[REQUIRED ACTION]
Set down a faithful copy of every record below, with no images.

(Entries from a dataset of interfaces)
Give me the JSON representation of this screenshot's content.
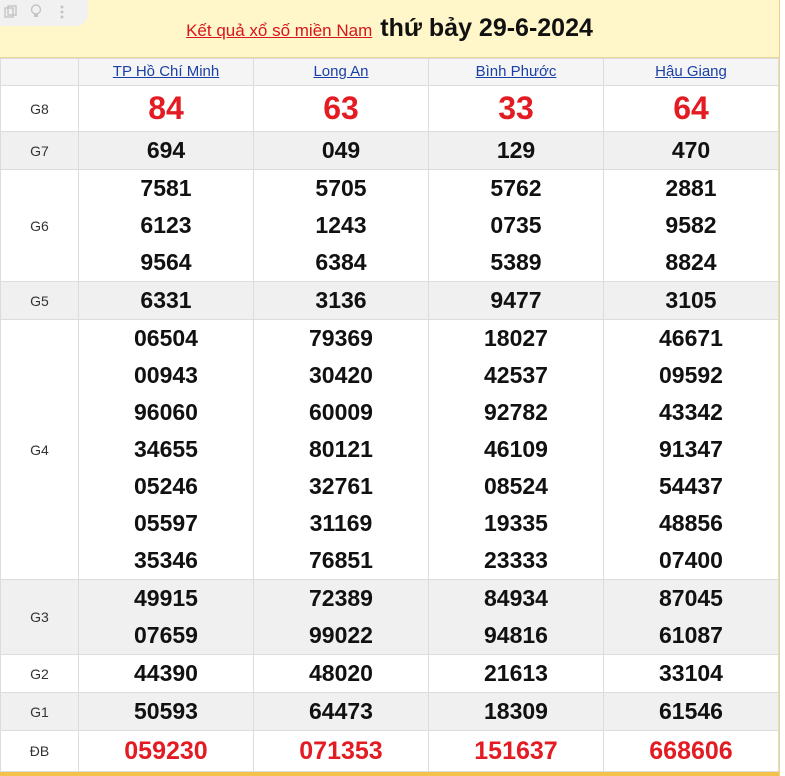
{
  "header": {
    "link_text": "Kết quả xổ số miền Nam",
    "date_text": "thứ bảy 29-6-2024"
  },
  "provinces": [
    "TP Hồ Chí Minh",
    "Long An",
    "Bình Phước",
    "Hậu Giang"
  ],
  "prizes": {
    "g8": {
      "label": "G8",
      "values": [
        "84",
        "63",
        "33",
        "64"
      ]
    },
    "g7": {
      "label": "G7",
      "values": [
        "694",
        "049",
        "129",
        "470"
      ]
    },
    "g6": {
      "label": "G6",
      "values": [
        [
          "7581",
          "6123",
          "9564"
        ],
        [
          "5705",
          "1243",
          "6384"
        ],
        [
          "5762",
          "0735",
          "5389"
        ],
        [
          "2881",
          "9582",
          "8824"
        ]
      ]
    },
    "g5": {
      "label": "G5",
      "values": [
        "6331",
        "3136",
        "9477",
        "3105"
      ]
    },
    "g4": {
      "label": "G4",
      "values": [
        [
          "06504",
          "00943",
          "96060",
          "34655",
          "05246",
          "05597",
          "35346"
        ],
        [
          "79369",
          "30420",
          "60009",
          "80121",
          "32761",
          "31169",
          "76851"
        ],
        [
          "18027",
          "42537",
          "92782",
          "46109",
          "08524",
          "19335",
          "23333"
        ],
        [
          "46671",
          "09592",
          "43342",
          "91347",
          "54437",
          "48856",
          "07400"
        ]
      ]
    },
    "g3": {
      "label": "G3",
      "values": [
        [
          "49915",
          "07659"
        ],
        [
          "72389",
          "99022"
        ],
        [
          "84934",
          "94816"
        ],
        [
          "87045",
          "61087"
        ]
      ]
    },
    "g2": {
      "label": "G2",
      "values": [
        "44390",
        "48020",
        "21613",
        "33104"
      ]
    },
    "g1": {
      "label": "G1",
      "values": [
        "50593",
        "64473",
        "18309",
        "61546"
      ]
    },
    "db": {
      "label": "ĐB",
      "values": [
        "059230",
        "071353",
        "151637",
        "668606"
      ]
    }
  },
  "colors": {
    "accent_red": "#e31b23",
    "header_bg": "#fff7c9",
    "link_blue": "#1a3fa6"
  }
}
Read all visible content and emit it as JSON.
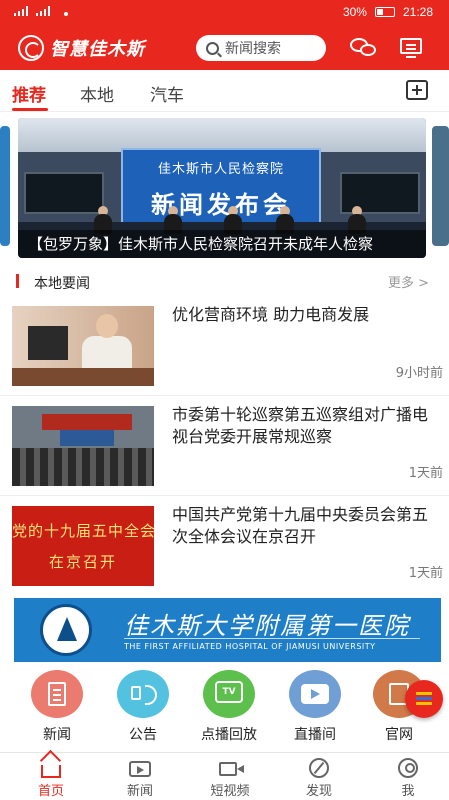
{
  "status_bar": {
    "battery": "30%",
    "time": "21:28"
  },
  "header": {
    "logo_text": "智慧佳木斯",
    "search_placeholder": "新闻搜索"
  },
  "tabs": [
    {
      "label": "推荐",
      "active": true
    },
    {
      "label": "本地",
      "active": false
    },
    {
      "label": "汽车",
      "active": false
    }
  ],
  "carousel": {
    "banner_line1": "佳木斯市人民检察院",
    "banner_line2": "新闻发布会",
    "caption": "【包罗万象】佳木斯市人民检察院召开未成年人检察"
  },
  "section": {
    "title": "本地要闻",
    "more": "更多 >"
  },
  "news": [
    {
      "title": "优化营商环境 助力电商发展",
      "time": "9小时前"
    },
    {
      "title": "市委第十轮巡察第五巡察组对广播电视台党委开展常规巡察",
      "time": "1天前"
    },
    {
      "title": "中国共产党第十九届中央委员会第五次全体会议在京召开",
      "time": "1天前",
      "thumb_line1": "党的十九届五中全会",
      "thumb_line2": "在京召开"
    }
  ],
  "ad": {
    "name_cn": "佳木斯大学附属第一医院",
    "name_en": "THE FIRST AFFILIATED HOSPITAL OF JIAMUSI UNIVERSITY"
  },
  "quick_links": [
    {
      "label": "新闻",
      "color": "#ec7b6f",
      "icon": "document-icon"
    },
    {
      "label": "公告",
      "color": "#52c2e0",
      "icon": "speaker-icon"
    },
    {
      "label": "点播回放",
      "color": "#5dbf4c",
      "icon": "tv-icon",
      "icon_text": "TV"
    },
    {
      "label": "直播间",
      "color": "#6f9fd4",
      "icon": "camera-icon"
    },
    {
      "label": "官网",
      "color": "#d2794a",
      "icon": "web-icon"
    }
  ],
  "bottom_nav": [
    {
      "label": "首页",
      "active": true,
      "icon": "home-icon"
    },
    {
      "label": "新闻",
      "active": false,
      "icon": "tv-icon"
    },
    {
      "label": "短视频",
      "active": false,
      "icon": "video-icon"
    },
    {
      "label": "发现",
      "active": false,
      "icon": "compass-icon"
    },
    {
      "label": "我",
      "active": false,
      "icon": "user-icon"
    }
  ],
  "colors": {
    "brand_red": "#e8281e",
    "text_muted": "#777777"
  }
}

[EXERCISE SOLUTION]
Give me the JSON representation of this screenshot's content.
{
  "header": {
    "link_text": "Kết quả xổ số miền Nam",
    "date_text": "thứ bảy 29-6-2024"
  },
  "provinces": [
    "TP Hồ Chí Minh",
    "Long An",
    "Bình Phước",
    "Hậu Giang"
  ],
  "prizes": {
    "g8": {
      "label": "G8",
      "values": [
        "84",
        "63",
        "33",
        "64"
      ]
    },
    "g7": {
      "label": "G7",
      "values": [
        "694",
        "049",
        "129",
        "470"
      ]
    },
    "g6": {
      "label": "G6",
      "values": [
        [
          "7581",
          "6123",
          "9564"
        ],
        [
          "5705",
          "1243",
          "6384"
        ],
        [
          "5762",
          "0735",
          "5389"
        ],
        [
          "2881",
          "9582",
          "8824"
        ]
      ]
    },
    "g5": {
      "label": "G5",
      "values": [
        "6331",
        "3136",
        "9477",
        "3105"
      ]
    },
    "g4": {
      "label": "G4",
      "values": [
        [
          "06504",
          "00943",
          "96060",
          "34655",
          "05246",
          "05597",
          "35346"
        ],
        [
          "79369",
          "30420",
          "60009",
          "80121",
          "32761",
          "31169",
          "76851"
        ],
        [
          "18027",
          "42537",
          "92782",
          "46109",
          "08524",
          "19335",
          "23333"
        ],
        [
          "46671",
          "09592",
          "43342",
          "91347",
          "54437",
          "48856",
          "07400"
        ]
      ]
    },
    "g3": {
      "label": "G3",
      "values": [
        [
          "49915",
          "07659"
        ],
        [
          "72389",
          "99022"
        ],
        [
          "84934",
          "94816"
        ],
        [
          "87045",
          "61087"
        ]
      ]
    },
    "g2": {
      "label": "G2",
      "values": [
        "44390",
        "48020",
        "21613",
        "33104"
      ]
    },
    "g1": {
      "label": "G1",
      "values": [
        "50593",
        "64473",
        "18309",
        "61546"
      ]
    },
    "db": {
      "label": "ĐB",
      "values": [
        "059230",
        "071353",
        "151637",
        "668606"
      ]
    }
  },
  "colors": {
    "accent_red": "#e31b23",
    "header_bg": "#fff7c9",
    "link_blue": "#1a3fa6"
  }
}
Read all visible content and emit it as JSON.
{
  "status_bar": {
    "battery": "30%",
    "time": "21:28"
  },
  "header": {
    "logo_text": "智慧佳木斯",
    "search_placeholder": "新闻搜索"
  },
  "tabs": [
    {
      "label": "推荐",
      "active": true
    },
    {
      "label": "本地",
      "active": false
    },
    {
      "label": "汽车",
      "active": false
    }
  ],
  "carousel": {
    "banner_line1": "佳木斯市人民检察院",
    "banner_line2": "新闻发布会",
    "caption": "【包罗万象】佳木斯市人民检察院召开未成年人检察"
  },
  "section": {
    "title": "本地要闻",
    "more": "更多 >"
  },
  "news": [
    {
      "title": "优化营商环境 助力电商发展",
      "time": "9小时前"
    },
    {
      "title": "市委第十轮巡察第五巡察组对广播电视台党委开展常规巡察",
      "time": "1天前"
    },
    {
      "title": "中国共产党第十九届中央委员会第五次全体会议在京召开",
      "time": "1天前",
      "thumb_line1": "党的十九届五中全会",
      "thumb_line2": "在京召开"
    }
  ],
  "ad": {
    "name_cn": "佳木斯大学附属第一医院",
    "name_en": "THE FIRST AFFILIATED HOSPITAL OF JIAMUSI UNIVERSITY"
  },
  "quick_links": [
    {
      "label": "新闻",
      "color": "#ec7b6f",
      "icon": "document-icon"
    },
    {
      "label": "公告",
      "color": "#52c2e0",
      "icon": "speaker-icon"
    },
    {
      "label": "点播回放",
      "color": "#5dbf4c",
      "icon": "tv-icon",
      "icon_text": "TV"
    },
    {
      "label": "直播间",
      "color": "#6f9fd4",
      "icon": "camera-icon"
    },
    {
      "label": "官网",
      "color": "#d2794a",
      "icon": "web-icon"
    }
  ],
  "bottom_nav": [
    {
      "label": "首页",
      "active": true,
      "icon": "home-icon"
    },
    {
      "label": "新闻",
      "active": false,
      "icon": "tv-icon"
    },
    {
      "label": "短视频",
      "active": false,
      "icon": "video-icon"
    },
    {
      "label": "发现",
      "active": false,
      "icon": "compass-icon"
    },
    {
      "label": "我",
      "active": false,
      "icon": "user-icon"
    }
  ],
  "colors": {
    "brand_red": "#e8281e",
    "text_muted": "#777777"
  }
}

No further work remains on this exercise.